  3. Prior to being blocked, they attempted to initiate conversations with other editors about the changes they proposed and were met with silence.
We assume too often that the people on the other end of conflicts are as experienced as we are, and we assume that poor edits are also bad-faith edits. While I don't think that this person's attempted contribution was correct, our collective handling of the situation was miserable. This is a case study in how not to treat new editors, and is also an excellent example of the Wiktionary welcoming committee.
Perhaps this conversation should move to the BP if Msh is not around and we want to discuss it further. I am interested to hear from others about whether I am off-base in my reading of the situation as well. - TheDaveRoss 18:47, 9 August 2017 (UTC)
Thanks for the ping, TDR. I just reviewed Roslyn's contributions and surrounding discussion. I don't see the appeal you speak of; if it seems (from the appeal) that the new editing will be accompanied by better practices than those of nearly half a decade ago, then I see no reason not to unblock with the understanding that a repeat performance will have the same result as last time, and fast. Pinging also Metaknowledge.​—msh210 20:48, 15 August 2017 (UTC)
Sorry, that was unclear, they appealed via OTRS. - TheDaveRoss 00:41, 16 August 2017 (UTC)

Math termsEdit

Hi! Do you know how to define any of the various math terms in Category:Requests for definitions in English entries, like semiabelian, semicalibrated, semicanonical etc, quasibialgebra etc, or subriemannian etc? (In some cases it seems like "Partially ___" or "Having some of the characteristics of being ___" seems like it might cover it.) - -sche (discuss) 23:25, 7 February 2019 (UTC)

I hope to check out that list when I have a chance. For now, just a note about semiabelian. It doesn't merely mean "somewhat abelian" in any which way: rather, there's a specific sense in which the object so described is somewhat abelian.​—msh210 05:24, 10 February 2019 (UTC)


Hey. Can you check סמס please?

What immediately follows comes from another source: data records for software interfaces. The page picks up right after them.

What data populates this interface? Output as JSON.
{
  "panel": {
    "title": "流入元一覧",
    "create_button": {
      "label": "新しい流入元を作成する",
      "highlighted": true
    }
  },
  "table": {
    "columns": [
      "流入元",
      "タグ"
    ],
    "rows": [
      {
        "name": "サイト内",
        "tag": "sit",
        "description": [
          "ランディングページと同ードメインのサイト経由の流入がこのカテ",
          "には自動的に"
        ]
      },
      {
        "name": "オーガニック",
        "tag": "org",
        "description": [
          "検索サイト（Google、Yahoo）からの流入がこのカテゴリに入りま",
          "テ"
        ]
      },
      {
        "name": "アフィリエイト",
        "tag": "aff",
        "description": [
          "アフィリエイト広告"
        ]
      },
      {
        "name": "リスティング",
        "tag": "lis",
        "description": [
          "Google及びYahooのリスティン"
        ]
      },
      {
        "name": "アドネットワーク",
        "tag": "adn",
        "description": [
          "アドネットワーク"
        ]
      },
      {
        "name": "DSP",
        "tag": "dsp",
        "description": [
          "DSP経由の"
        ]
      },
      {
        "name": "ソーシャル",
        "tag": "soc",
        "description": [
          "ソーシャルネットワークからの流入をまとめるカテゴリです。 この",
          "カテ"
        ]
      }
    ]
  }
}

It's the pick of the bunch of the remaining Hebrew Tbot entries that haven't been checked in over 10 years --Java Beauty (talk) 21:36, 6 September 2020 (UTC)

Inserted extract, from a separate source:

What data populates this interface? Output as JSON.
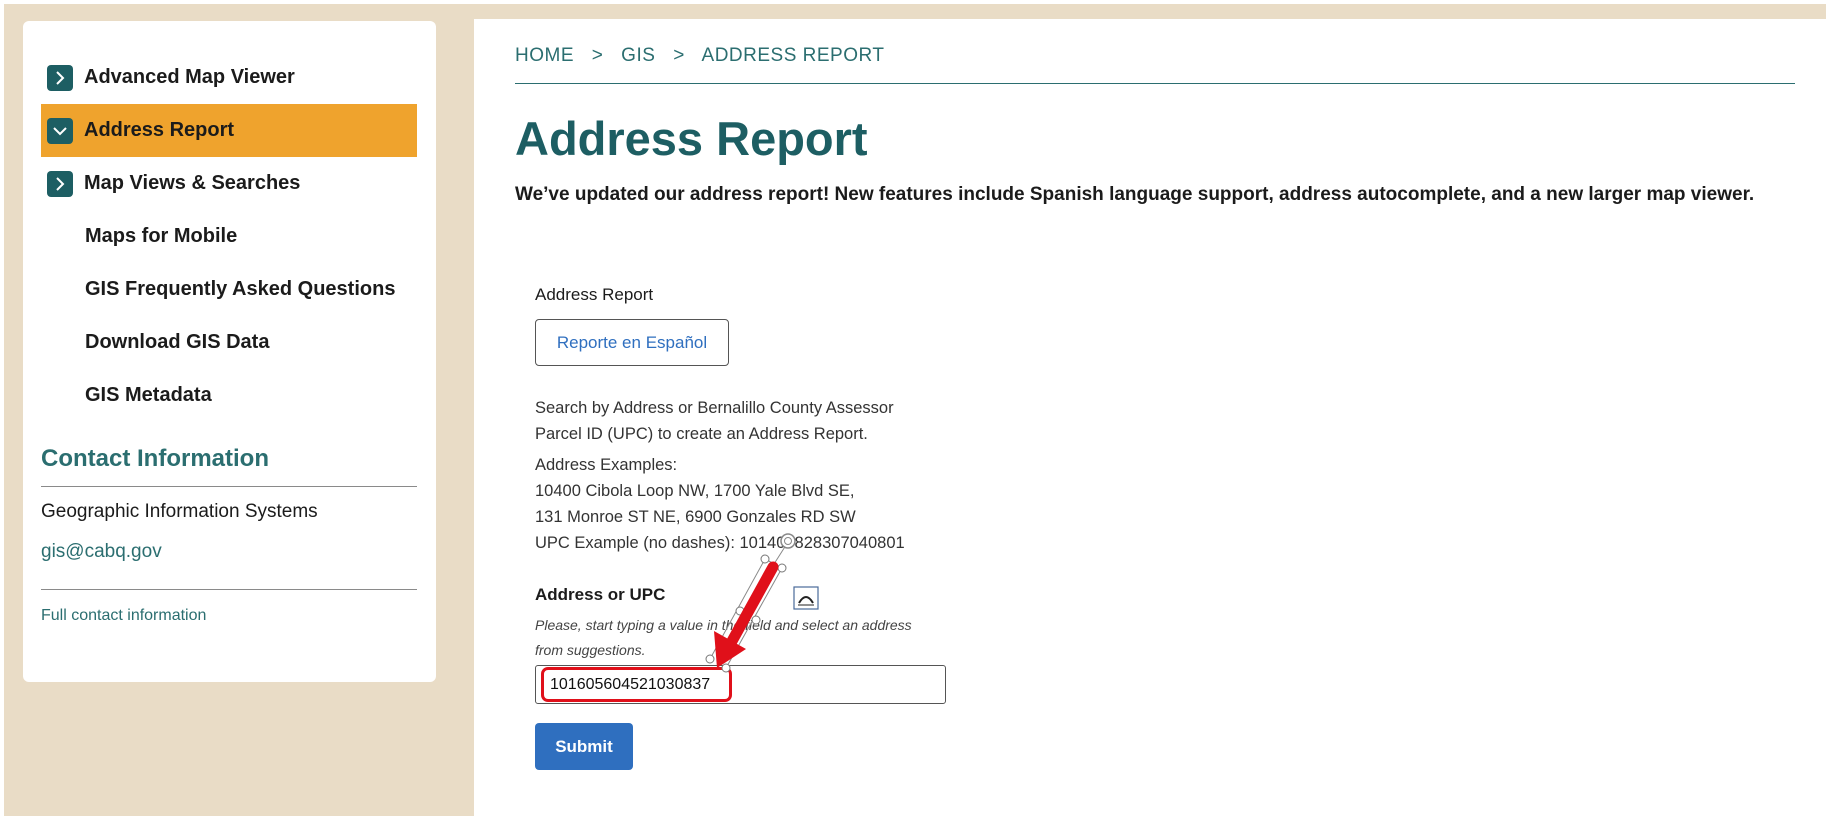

@Java Beauty, I just removed the Tbot tag, since I know it's correct, but I was unable to add any info beyond gender.​—msh210 10:25, 9 September 2020 (UTC)